The Real Estate Institute of Queensland also welcomed the extension, which will allow home buyers who purchase or build a new home valued at less than $600,000 to receive a $10,000 boost until April 30.
Posted by Tyler Wyndham
It could soon be easier to purchase residential property in Queensland, thanks to a new move announced by state premier Anna Bligh.
The change, which would see only a single contract required for a house to be sold, could take effect as early as next month.
Real estate agents and conveyance lawyers are just two of many groups who would benefit from the reduction in red tape, Bligh stated.
At the moment, several documents are required for each property sale – including pool safety declarations, warning statements, sustainability declarations, information sheets, disclosure statements and, of course, the contract of sale itself.
"We intend to rid the industry of unnecessary complications making it easier to buy and sell a home in Queensland," Bligh said of her plans to streamline the service.
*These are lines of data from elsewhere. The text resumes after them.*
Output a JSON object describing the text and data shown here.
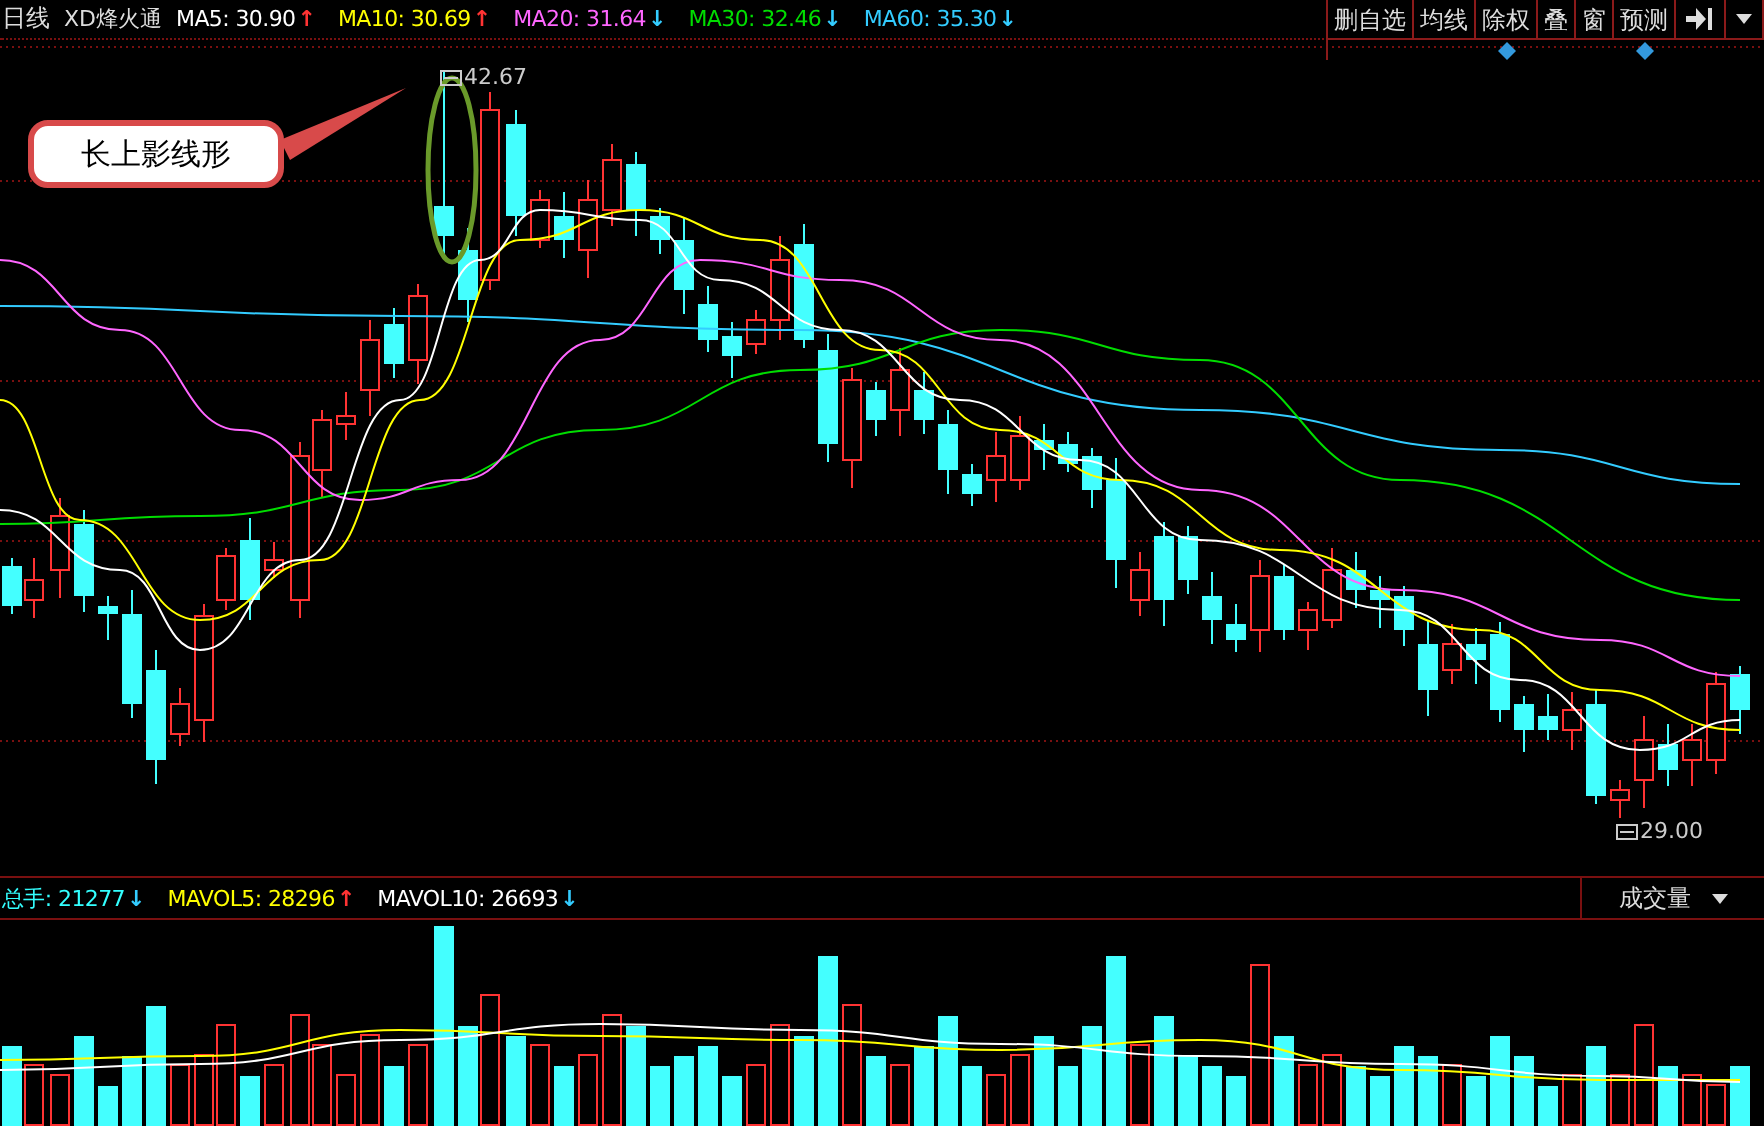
{
  "header": {
    "period": "日线",
    "stock": "XD烽火通",
    "indicators": [
      {
        "label": "MA5: 30.90",
        "arrow": {
          "glyph": "↑",
          "color": "#ff3333"
        },
        "color": "#ffffff"
      },
      {
        "label": "MA10: 30.69",
        "arrow": {
          "glyph": "↑",
          "color": "#ff3333"
        },
        "color": "#ffff00"
      },
      {
        "label": "MA20: 31.64",
        "arrow": {
          "glyph": "↓",
          "color": "#33ccff"
        },
        "color": "#ff66ff"
      },
      {
        "label": "MA30: 32.46",
        "arrow": {
          "glyph": "↓",
          "color": "#33ccff"
        },
        "color": "#00dd00"
      },
      {
        "label": "MA60: 35.30",
        "arrow": {
          "glyph": "↓",
          "color": "#33ccff"
        },
        "color": "#33ccff"
      }
    ]
  },
  "toolbar": {
    "buttons": [
      {
        "label": "删自选",
        "marked": false
      },
      {
        "label": "均线",
        "marked": false
      },
      {
        "label": "除权",
        "marked": true
      },
      {
        "label": "叠",
        "marked": false
      },
      {
        "label": "窗",
        "marked": false
      },
      {
        "label": "预测",
        "marked": true
      }
    ]
  },
  "price_chart": {
    "high_label": "42.67",
    "low_label": "29.00",
    "callout": "长上影线形"
  },
  "volume": {
    "indicators": [
      {
        "label": "总手: 21277",
        "arrow": {
          "glyph": "↓",
          "color": "#33ccff"
        },
        "color": "#33ffff"
      },
      {
        "label": "MAVOL5: 28296",
        "arrow": {
          "glyph": "↑",
          "color": "#ff3333"
        },
        "color": "#ffff00"
      },
      {
        "label": "MAVOL10: 26693",
        "arrow": {
          "glyph": "↓",
          "color": "#33ccff"
        },
        "color": "#ffffff"
      }
    ],
    "selector": "成交量"
  }
}
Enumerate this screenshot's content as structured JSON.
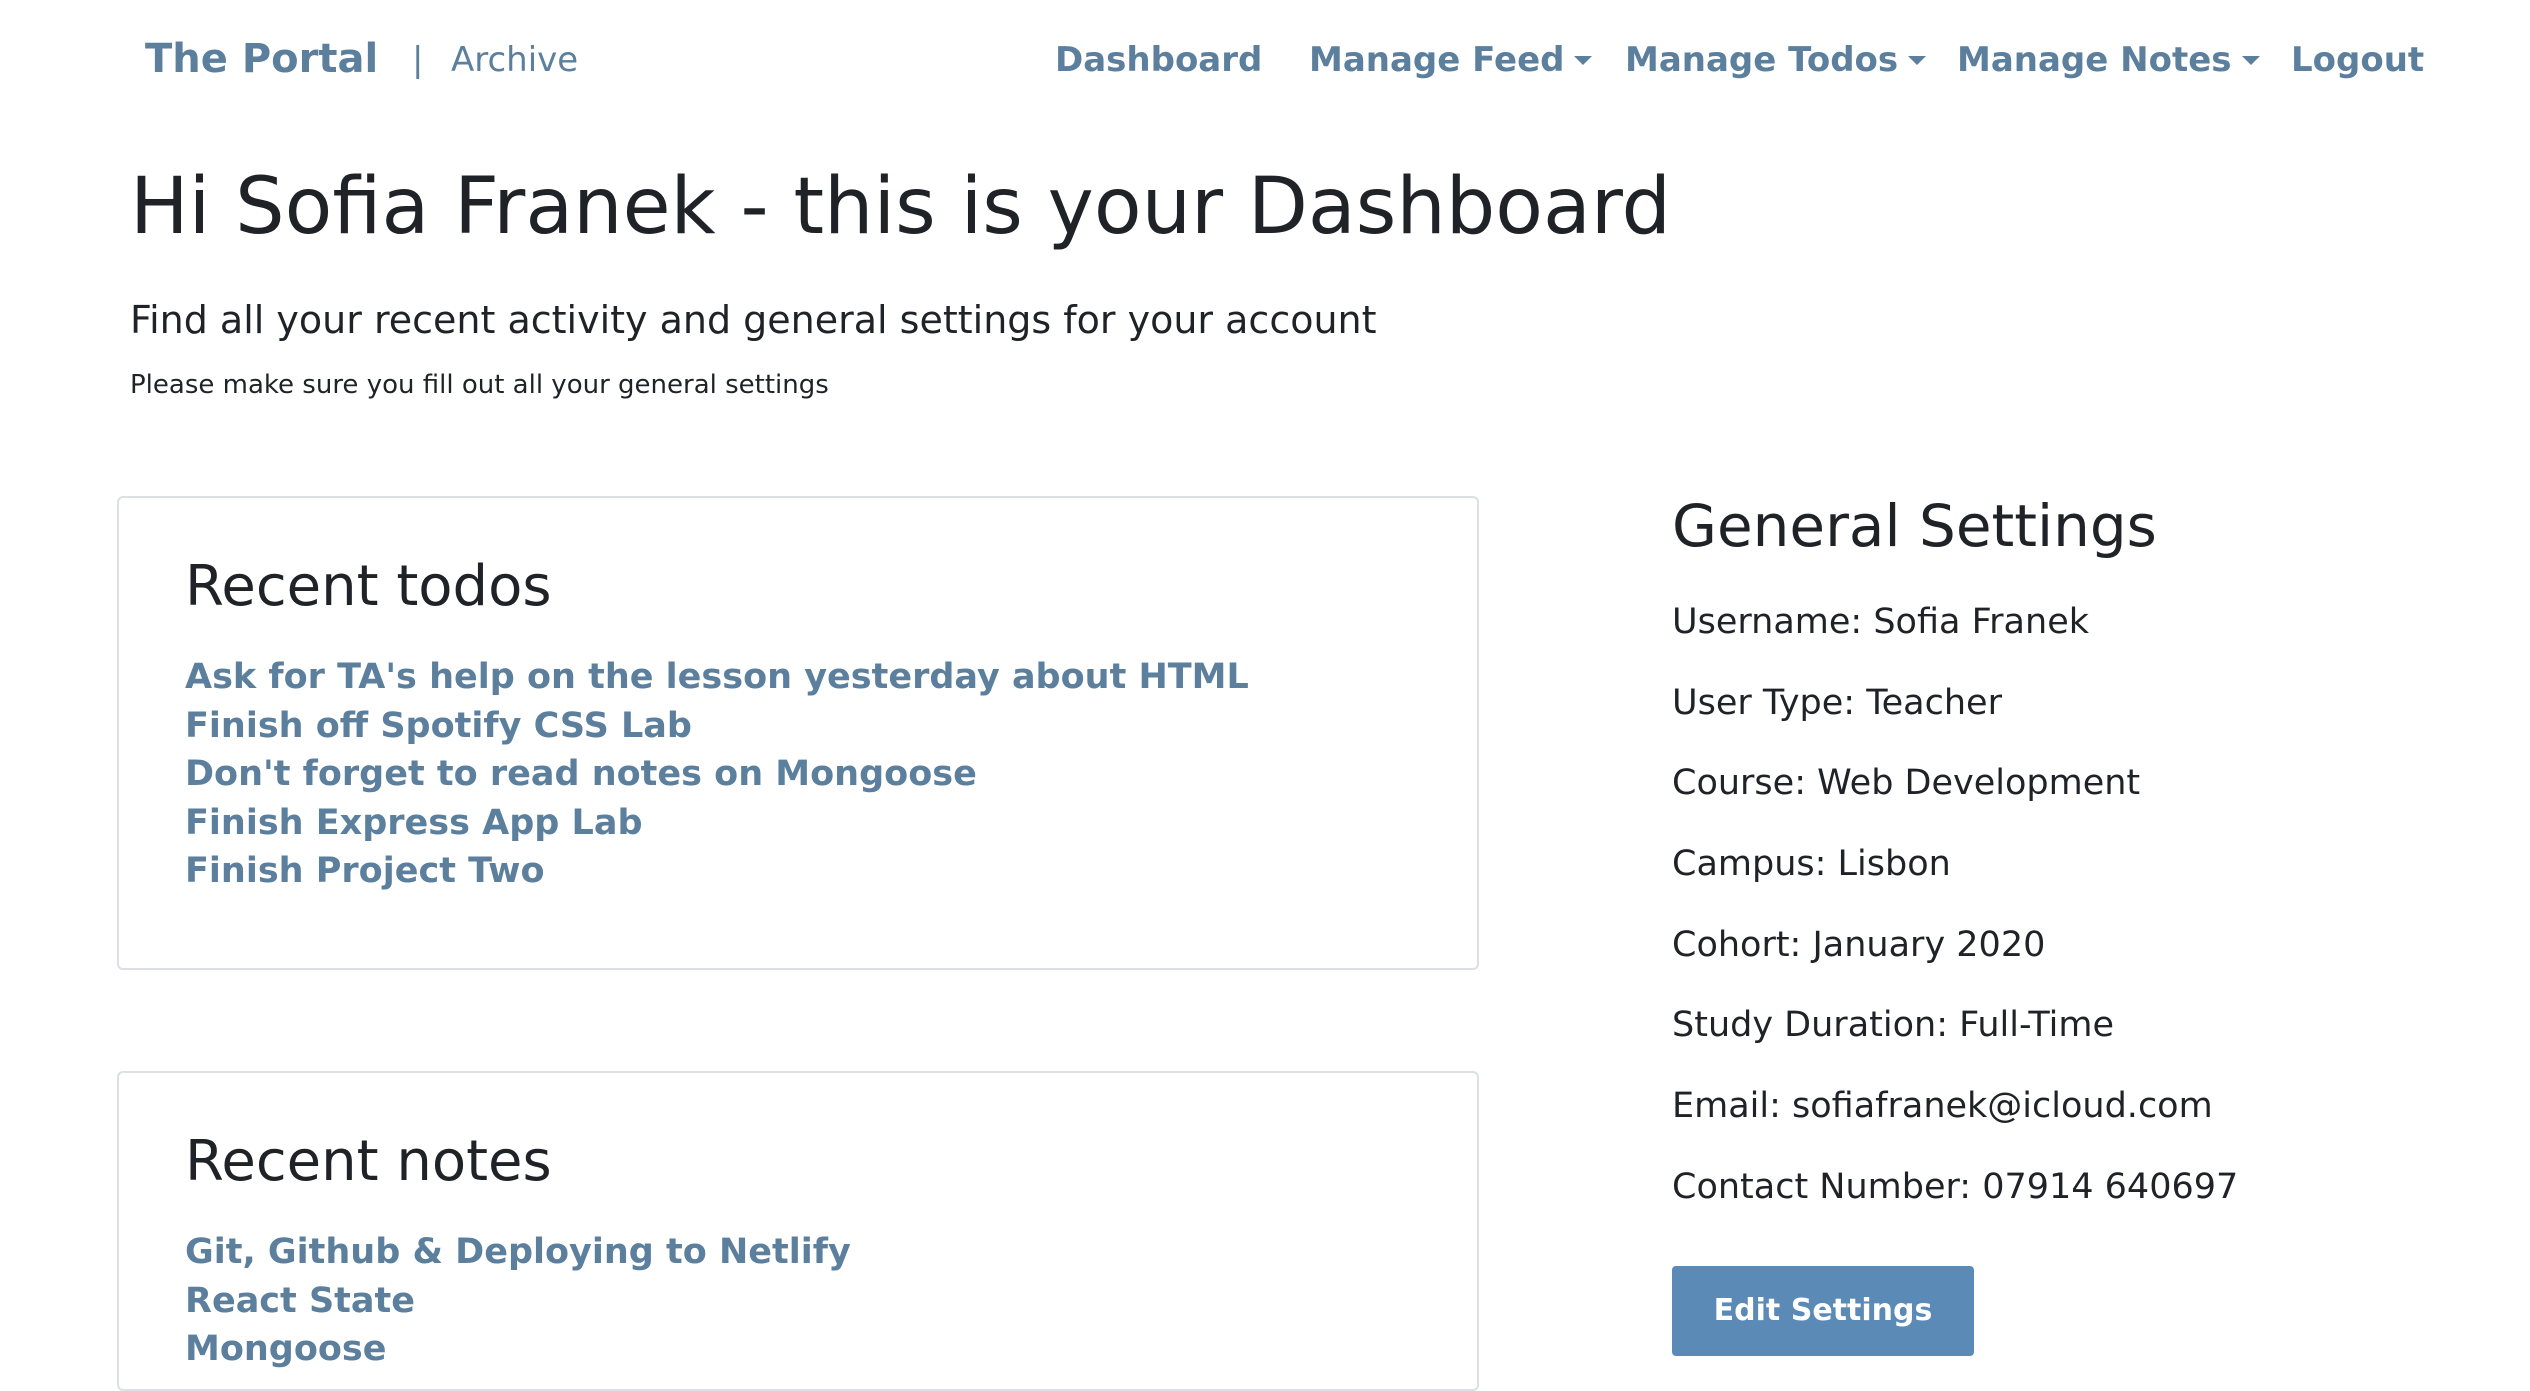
{
  "navbar": {
    "brand": "The Portal",
    "separator": "|",
    "archive": "Archive",
    "items": [
      {
        "label": "Dashboard",
        "dropdown": false
      },
      {
        "label": "Manage Feed",
        "dropdown": true
      },
      {
        "label": "Manage Todos",
        "dropdown": true
      },
      {
        "label": "Manage Notes",
        "dropdown": true
      },
      {
        "label": "Logout",
        "dropdown": false
      }
    ]
  },
  "header": {
    "title": "Hi Sofia Franek - this is your Dashboard",
    "lead": "Find all your recent activity and general settings for your account",
    "note": "Please make sure you fill out all your general settings"
  },
  "todos": {
    "title": "Recent todos",
    "items": [
      "Ask for TA's help on the lesson yesterday about HTML",
      "Finish off Spotify CSS Lab",
      "Don't forget to read notes on Mongoose",
      "Finish Express App Lab",
      "Finish Project Two"
    ]
  },
  "notes": {
    "title": "Recent notes",
    "items": [
      "Git, Github & Deploying to Netlify",
      "React State",
      "Mongoose"
    ]
  },
  "settings": {
    "title": "General Settings",
    "fields": [
      "Username: Sofia Franek",
      "User Type: Teacher",
      "Course: Web Development",
      "Campus: Lisbon",
      "Cohort: January 2020",
      "Study Duration: Full-Time",
      "Email: sofiafranek@icloud.com",
      "Contact Number: 07914 640697"
    ],
    "edit_label": "Edit Settings"
  },
  "colors": {
    "link": "#5b7f9c",
    "button": "#5b8ab7",
    "text": "#1f2328",
    "card_border": "#dcdfe3"
  }
}
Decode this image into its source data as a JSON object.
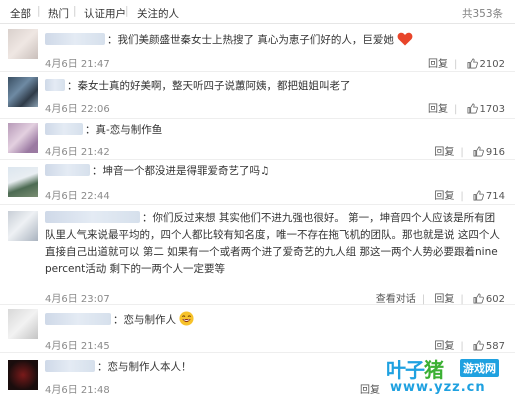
{
  "filter_tabs": {
    "all": "全部",
    "sep": "|",
    "popular": "热门",
    "verified": "认证用户",
    "following": "关注的人",
    "total_count": "共353条"
  },
  "comments": [
    {
      "text": "：我们美颜盛世秦女士上热搜了 真心为恵子们好的人，巨爱她",
      "time_prefix": "4月6日",
      "time": "21:47",
      "reply_label": "回复",
      "likes": "2102",
      "emoji": "heart-icon"
    },
    {
      "text": "：秦女士真的好美啊，整天听四子说蕙阿姨，都把姐姐叫老了",
      "time_prefix": "4月6日",
      "time": "22:06",
      "reply_label": "回复",
      "likes": "1703"
    },
    {
      "text": "：真-恋与制作鱼",
      "time_prefix": "4月6日",
      "time": "21:42",
      "reply_label": "回复",
      "likes": "916"
    },
    {
      "text": "：坤音一个都没进是得罪爱奇艺了吗♫",
      "time_prefix": "4月6日",
      "time": "22:44",
      "reply_label": "回复",
      "likes": "714"
    },
    {
      "text": "：你们反过来想 其实他们不进九强也很好。 第一，坤音四个人应该是所有团队里人气来说最平均的，四个人都比较有知名度，唯一不存在拖飞机的团队。那也就是说 这四个人直接自己出道就可以 第二 如果有一个或者两个进了爱奇艺的九人组 那这一两个人势必要跟着nine percent活动 剩下的一两个人一定要等",
      "time_prefix": "4月6日",
      "time": "23:07",
      "view_replies_label": "查看对话",
      "reply_label": "回复",
      "likes": "602"
    },
    {
      "text": "：恋与制作人",
      "time_prefix": "4月6日",
      "time": "21:45",
      "reply_label": "回复",
      "likes": "587",
      "emoji": "laughing-icon"
    },
    {
      "text": "：恋与制作人本人！",
      "time_prefix": "4月6日",
      "time": "21:48",
      "reply_label": "回复"
    }
  ],
  "watermark": {
    "brand_a": "叶子",
    "brand_b": "猪",
    "brand_box": "游戏网",
    "url": "www.yzz.cn"
  },
  "colors": {
    "link_blue": "#eb7350",
    "brand_blue": "#1fa1e0",
    "brand_green": "#3cb034",
    "heart_red": "#e8452a"
  }
}
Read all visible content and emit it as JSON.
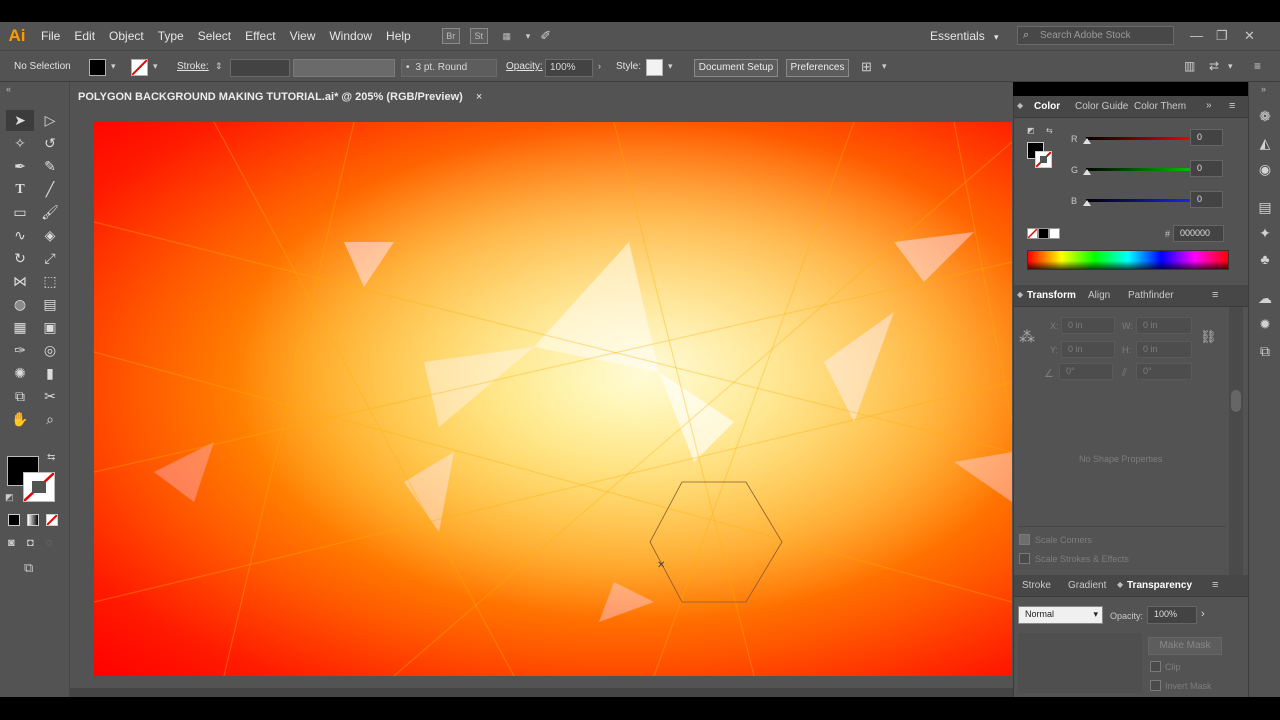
{
  "app": {
    "logo": "Ai",
    "menu": [
      "File",
      "Edit",
      "Object",
      "Type",
      "Select",
      "Effect",
      "View",
      "Window",
      "Help"
    ],
    "bridge_label": "Br",
    "stock_label": "St",
    "workspace": "Essentials",
    "search_placeholder": "Search Adobe Stock"
  },
  "control_bar": {
    "selection": "No Selection",
    "stroke_label": "Stroke:",
    "brush": "3 pt. Round",
    "opacity_label": "Opacity:",
    "opacity": "100%",
    "style_label": "Style:",
    "document_setup": "Document Setup",
    "preferences": "Preferences"
  },
  "document": {
    "tab_title": "POLYGON BACKGROUND MAKING TUTORIAL.ai* @ 205% (RGB/Preview)",
    "close_glyph": "×"
  },
  "color_panel": {
    "tabs": [
      "Color",
      "Color Guide",
      "Color Them"
    ],
    "r_label": "R",
    "r_value": "0",
    "g_label": "G",
    "g_value": "0",
    "b_label": "B",
    "b_value": "0",
    "hex_label": "#",
    "hex_value": "000000"
  },
  "transform_panel": {
    "tabs": [
      "Transform",
      "Align",
      "Pathfinder"
    ],
    "x_label": "X:",
    "x_value": "0 in",
    "y_label": "Y:",
    "y_value": "0 in",
    "w_label": "W:",
    "w_value": "0 in",
    "h_label": "H:",
    "h_value": "0 in",
    "rotate_value": "0°",
    "shear_value": "0°",
    "no_shape": "No Shape Properties",
    "scale_corners": "Scale Corners",
    "scale_strokes": "Scale Strokes & Effects"
  },
  "transparency_panel": {
    "tabs": [
      "Stroke",
      "Gradient",
      "Transparency"
    ],
    "blend_mode": "Normal",
    "opacity_label": "Opacity:",
    "opacity": "100%",
    "make_mask": "Make Mask",
    "clip": "Clip",
    "invert_mask": "Invert Mask"
  },
  "colors": {
    "accent_logo": "#ff9a00",
    "ui_gray": "#535353"
  }
}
Less paperwork could boost the appeal of Brisbane property investment, as buyers and sellers may find the process considerably simpler.
Another factor that could support investors is the extension of the Queensland Building Boost scheme for another three months.
The Real Estate Institute of Queensland's chief executive officer Anton Kardash asserted earlier this month that extending the scheme could benefit hundreds of prospective buyers across the state.
Posted by Tyler Wyndham
Anyone planning an off the plan Melbourne property investment may wish to look to suburbs where the demand for units outpaces the demand for houses.
The Real Estate Institute of Victoria has published a number of interesting figures as part of its report on property movements in the December quarter.
It noted three municipalities where demand for units is considerably higher than that of houses. In Yarra, for example, an 11.8 per cent rise in demand for apartments and units was recorded in the last three months of 2011, compared with a 2.4 per cent increase in demand for houses.
A similar situation was recorded in Maribrynong, which saw an 8.2 per cent increase for units while recording a 0.8 per cent fall in houses median.
Houses median was also relatively unchanged in Frankston – recording an increase of 0.1 per cent – while demand for apartments and units was recorded at 6.7 per cent.
Units are particularly popular among working professionals and investors may wish to consider a number of other factors when choosing a buy-to-let property.
These include proximity to good transport links, as well as cafes, restaurants and nightlife.
Posted by Sara Pritchard
Improved affordability thanks to two interest rate cuts in November and December 2011 has contributed to a slight easing of housing conditions for buyers in Victoria in the final three months of last year, according to the Real Estate Institute of Victoria (REIV).
Enzo Raimondo, chief executive of the REIV, asserted that the overall median house price across the state has remained largely unchanged over the past six months, although the number of transactions is "significantly lower" than during the same three-month period in 2010.
In December 2011, the median price for a house totalled $550,000, while the median price for a unit stood at $455,000. These figures represent an increase of 1.9 per cent and 1.1 per cent, respectively, when compared with September 2011.
Raimondo highlighted a number of suburbs in Melbourne that have witnessed particular growth in the past three months – a list which may be of interest to anyone planning a Melbourne investment property purchase.
"The strongest growth in demand was found in Kew, Prahran, Kensington, Mornington, Port Melbourne, Balwyn North, Blackburn, Wantirna South, West Footscray and Mount Waverley; however, most of these suburbs recovered ground lost in the September quarter," he stated.
Melbourne's new Docklands development has also attracted attention in recent months, with plans for a new multi-use civic centre and library announced last year.
Posted by Sara Pritchard